─── Given data ───

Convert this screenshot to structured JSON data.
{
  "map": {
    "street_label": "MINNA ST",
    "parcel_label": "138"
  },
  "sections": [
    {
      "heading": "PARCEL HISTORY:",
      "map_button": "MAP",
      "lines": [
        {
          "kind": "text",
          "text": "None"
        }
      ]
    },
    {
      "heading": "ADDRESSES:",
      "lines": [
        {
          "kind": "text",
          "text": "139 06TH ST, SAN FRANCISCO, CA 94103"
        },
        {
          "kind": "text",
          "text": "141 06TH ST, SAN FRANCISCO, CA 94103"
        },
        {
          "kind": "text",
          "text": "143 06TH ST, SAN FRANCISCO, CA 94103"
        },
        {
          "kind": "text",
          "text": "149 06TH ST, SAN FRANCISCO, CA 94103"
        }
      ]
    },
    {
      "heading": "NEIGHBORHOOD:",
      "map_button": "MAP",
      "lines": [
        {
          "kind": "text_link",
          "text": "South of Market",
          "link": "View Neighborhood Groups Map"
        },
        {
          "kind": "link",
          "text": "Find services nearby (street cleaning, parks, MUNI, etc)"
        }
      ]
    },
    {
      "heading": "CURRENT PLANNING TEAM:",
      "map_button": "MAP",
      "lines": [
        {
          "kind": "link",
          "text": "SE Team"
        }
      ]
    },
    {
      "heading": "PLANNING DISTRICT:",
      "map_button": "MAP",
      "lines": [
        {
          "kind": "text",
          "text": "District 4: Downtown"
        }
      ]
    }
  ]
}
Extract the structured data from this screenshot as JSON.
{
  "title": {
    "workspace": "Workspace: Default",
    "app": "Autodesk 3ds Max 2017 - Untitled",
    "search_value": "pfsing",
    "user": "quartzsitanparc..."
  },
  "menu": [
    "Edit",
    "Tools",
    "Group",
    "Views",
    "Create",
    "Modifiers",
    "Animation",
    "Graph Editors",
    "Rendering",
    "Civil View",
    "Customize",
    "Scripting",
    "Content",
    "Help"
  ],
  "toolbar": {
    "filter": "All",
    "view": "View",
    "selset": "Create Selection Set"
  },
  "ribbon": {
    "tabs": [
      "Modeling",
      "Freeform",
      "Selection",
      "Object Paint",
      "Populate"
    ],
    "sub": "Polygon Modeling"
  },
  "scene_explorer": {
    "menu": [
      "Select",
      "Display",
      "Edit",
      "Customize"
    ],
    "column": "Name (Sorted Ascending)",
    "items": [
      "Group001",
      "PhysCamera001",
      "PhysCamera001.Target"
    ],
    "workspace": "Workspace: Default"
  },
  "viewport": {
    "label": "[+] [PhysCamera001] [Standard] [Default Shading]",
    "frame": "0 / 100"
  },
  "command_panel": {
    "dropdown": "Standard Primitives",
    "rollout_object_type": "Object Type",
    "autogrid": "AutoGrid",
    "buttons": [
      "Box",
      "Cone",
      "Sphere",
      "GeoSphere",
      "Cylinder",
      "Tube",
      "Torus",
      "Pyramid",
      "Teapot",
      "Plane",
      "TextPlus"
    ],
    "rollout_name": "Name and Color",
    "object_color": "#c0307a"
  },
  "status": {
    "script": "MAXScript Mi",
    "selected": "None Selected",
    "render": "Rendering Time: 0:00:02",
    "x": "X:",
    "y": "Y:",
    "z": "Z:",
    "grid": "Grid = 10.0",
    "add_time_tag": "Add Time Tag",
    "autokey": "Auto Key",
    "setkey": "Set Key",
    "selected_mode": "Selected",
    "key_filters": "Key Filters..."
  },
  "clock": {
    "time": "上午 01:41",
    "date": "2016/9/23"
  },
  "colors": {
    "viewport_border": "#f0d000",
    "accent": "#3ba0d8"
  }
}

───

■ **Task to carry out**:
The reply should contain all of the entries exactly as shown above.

■ **Response box**:
Convert this screenshot to structured JSON data.
{
  "map": {
    "street_label": "MINNA ST",
    "parcel_label": "138"
  },
  "sections": [
    {
      "heading": "PARCEL HISTORY:",
      "map_button": "MAP",
      "lines": [
        {
          "kind": "text",
          "text": "None"
        }
      ]
    },
    {
      "heading": "ADDRESSES:",
      "lines": [
        {
          "kind": "text",
          "text": "139 06TH ST, SAN FRANCISCO, CA 94103"
        },
        {
          "kind": "text",
          "text": "141 06TH ST, SAN FRANCISCO, CA 94103"
        },
        {
          "kind": "text",
          "text": "143 06TH ST, SAN FRANCISCO, CA 94103"
        },
        {
          "kind": "text",
          "text": "149 06TH ST, SAN FRANCISCO, CA 94103"
        }
      ]
    },
    {
      "heading": "NEIGHBORHOOD:",
      "map_button": "MAP",
      "lines": [
        {
          "kind": "text_link",
          "text": "South of Market",
          "link": "View Neighborhood Groups Map"
        },
        {
          "kind": "link",
          "text": "Find services nearby (street cleaning, parks, MUNI, etc)"
        }
      ]
    },
    {
      "heading": "CURRENT PLANNING TEAM:",
      "map_button": "MAP",
      "lines": [
        {
          "kind": "link",
          "text": "SE Team"
        }
      ]
    },
    {
      "heading": "PLANNING DISTRICT:",
      "map_button": "MAP",
      "lines": [
        {
          "kind": "text",
          "text": "District 4: Downtown"
        }
      ]
    }
  ]
}
Extract the structured data from this screenshot as JSON.
{
  "title": {
    "workspace": "Workspace: Default",
    "app": "Autodesk 3ds Max 2017 - Untitled",
    "search_value": "pfsing",
    "user": "quartzsitanparc..."
  },
  "menu": [
    "Edit",
    "Tools",
    "Group",
    "Views",
    "Create",
    "Modifiers",
    "Animation",
    "Graph Editors",
    "Rendering",
    "Civil View",
    "Customize",
    "Scripting",
    "Content",
    "Help"
  ],
  "toolbar": {
    "filter": "All",
    "view": "View",
    "selset": "Create Selection Set"
  },
  "ribbon": {
    "tabs": [
      "Modeling",
      "Freeform",
      "Selection",
      "Object Paint",
      "Populate"
    ],
    "sub": "Polygon Modeling"
  },
  "scene_explorer": {
    "menu": [
      "Select",
      "Display",
      "Edit",
      "Customize"
    ],
    "column": "Name (Sorted Ascending)",
    "items": [
      "Group001",
      "PhysCamera001",
      "PhysCamera001.Target"
    ],
    "workspace": "Workspace: Default"
  },
  "viewport": {
    "label": "[+] [PhysCamera001] [Standard] [Default Shading]",
    "frame": "0 / 100"
  },
  "command_panel": {
    "dropdown": "Standard Primitives",
    "rollout_object_type": "Object Type",
    "autogrid": "AutoGrid",
    "buttons": [
      "Box",
      "Cone",
      "Sphere",
      "GeoSphere",
      "Cylinder",
      "Tube",
      "Torus",
      "Pyramid",
      "Teapot",
      "Plane",
      "TextPlus"
    ],
    "rollout_name": "Name and Color",
    "object_color": "#c0307a"
  },
  "status": {
    "script": "MAXScript Mi",
    "selected": "None Selected",
    "render": "Rendering Time: 0:00:02",
    "x": "X:",
    "y": "Y:",
    "z": "Z:",
    "grid": "Grid = 10.0",
    "add_time_tag": "Add Time Tag",
    "autokey": "Auto Key",
    "setkey": "Set Key",
    "selected_mode": "Selected",
    "key_filters": "Key Filters..."
  },
  "clock": {
    "time": "上午 01:41",
    "date": "2016/9/23"
  },
  "colors": {
    "viewport_border": "#f0d000",
    "accent": "#3ba0d8"
  }
}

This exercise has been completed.